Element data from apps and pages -
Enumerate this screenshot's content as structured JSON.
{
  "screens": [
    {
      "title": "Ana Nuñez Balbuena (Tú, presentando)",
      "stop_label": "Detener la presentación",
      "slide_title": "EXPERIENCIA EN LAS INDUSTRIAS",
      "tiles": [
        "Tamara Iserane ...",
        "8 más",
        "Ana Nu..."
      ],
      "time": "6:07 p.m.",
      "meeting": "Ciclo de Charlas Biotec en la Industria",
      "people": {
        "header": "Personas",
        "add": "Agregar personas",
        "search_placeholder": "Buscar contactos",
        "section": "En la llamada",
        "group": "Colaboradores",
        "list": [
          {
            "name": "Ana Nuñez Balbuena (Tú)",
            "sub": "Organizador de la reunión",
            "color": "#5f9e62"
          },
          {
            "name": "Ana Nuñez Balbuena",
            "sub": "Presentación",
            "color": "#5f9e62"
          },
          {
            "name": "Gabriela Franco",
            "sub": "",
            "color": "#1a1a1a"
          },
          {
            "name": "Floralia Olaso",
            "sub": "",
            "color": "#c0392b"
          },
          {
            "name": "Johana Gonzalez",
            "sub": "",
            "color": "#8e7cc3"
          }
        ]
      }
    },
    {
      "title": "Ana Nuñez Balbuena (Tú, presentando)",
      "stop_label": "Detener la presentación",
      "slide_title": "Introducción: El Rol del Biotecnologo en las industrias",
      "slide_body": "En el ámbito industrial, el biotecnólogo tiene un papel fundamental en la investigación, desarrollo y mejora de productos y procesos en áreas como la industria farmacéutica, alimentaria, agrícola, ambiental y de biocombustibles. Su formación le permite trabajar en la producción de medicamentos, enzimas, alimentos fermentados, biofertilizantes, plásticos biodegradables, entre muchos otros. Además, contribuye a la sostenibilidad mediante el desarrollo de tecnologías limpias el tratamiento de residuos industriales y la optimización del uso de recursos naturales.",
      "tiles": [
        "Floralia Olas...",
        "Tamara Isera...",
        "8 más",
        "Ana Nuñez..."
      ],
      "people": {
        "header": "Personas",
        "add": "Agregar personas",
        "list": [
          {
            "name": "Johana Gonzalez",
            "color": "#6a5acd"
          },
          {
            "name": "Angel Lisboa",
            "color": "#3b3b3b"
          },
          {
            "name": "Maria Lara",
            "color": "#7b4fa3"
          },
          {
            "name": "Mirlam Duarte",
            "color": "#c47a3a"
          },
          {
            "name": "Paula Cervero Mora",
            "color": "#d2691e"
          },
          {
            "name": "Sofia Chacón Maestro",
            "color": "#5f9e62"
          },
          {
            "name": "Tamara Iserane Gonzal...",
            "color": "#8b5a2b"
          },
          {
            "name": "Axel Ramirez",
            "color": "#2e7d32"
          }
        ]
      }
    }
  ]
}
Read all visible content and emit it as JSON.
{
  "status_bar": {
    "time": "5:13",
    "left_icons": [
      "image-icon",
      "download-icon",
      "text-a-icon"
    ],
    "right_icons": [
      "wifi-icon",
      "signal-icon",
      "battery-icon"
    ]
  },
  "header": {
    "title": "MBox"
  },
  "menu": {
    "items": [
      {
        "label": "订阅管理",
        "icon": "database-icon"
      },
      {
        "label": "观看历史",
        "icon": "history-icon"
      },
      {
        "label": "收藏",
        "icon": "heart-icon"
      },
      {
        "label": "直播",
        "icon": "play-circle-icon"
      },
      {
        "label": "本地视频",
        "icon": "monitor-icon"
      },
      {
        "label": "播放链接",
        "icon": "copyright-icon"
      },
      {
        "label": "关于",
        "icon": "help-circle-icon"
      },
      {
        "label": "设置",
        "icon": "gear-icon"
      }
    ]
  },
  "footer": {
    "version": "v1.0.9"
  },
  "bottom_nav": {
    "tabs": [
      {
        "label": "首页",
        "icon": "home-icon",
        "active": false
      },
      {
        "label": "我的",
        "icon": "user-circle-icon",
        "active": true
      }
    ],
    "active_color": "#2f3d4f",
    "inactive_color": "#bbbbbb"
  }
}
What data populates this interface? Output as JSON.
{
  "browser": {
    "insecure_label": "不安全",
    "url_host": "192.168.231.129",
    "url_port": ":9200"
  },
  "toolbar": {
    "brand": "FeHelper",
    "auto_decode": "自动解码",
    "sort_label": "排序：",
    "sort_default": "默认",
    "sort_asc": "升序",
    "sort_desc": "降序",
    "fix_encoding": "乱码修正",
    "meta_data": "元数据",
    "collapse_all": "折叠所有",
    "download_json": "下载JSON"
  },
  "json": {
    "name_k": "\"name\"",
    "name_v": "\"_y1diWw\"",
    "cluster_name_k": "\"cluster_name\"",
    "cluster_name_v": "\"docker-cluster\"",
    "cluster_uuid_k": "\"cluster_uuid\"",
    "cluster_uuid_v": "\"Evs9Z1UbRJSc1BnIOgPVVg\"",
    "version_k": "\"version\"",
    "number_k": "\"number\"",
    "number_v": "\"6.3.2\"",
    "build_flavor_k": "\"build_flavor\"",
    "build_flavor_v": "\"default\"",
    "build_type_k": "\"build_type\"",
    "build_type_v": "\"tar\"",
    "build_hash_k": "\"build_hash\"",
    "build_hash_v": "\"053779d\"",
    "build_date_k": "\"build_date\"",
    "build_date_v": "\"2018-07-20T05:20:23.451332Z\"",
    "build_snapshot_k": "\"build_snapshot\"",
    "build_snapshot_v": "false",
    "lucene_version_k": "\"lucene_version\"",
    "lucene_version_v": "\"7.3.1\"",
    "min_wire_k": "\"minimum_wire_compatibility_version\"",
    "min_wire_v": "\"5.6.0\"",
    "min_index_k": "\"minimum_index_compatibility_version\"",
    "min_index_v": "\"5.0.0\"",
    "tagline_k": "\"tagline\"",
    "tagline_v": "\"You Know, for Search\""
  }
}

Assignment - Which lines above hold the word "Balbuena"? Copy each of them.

Reply -
      "title": "Ana Nuñez Balbuena (Tú, presentando)",
            "name": "Ana Nuñez Balbuena (Tú)",
            "name": "Ana Nuñez Balbuena",
      "title": "Ana Nuñez Balbuena (Tú, presentando)",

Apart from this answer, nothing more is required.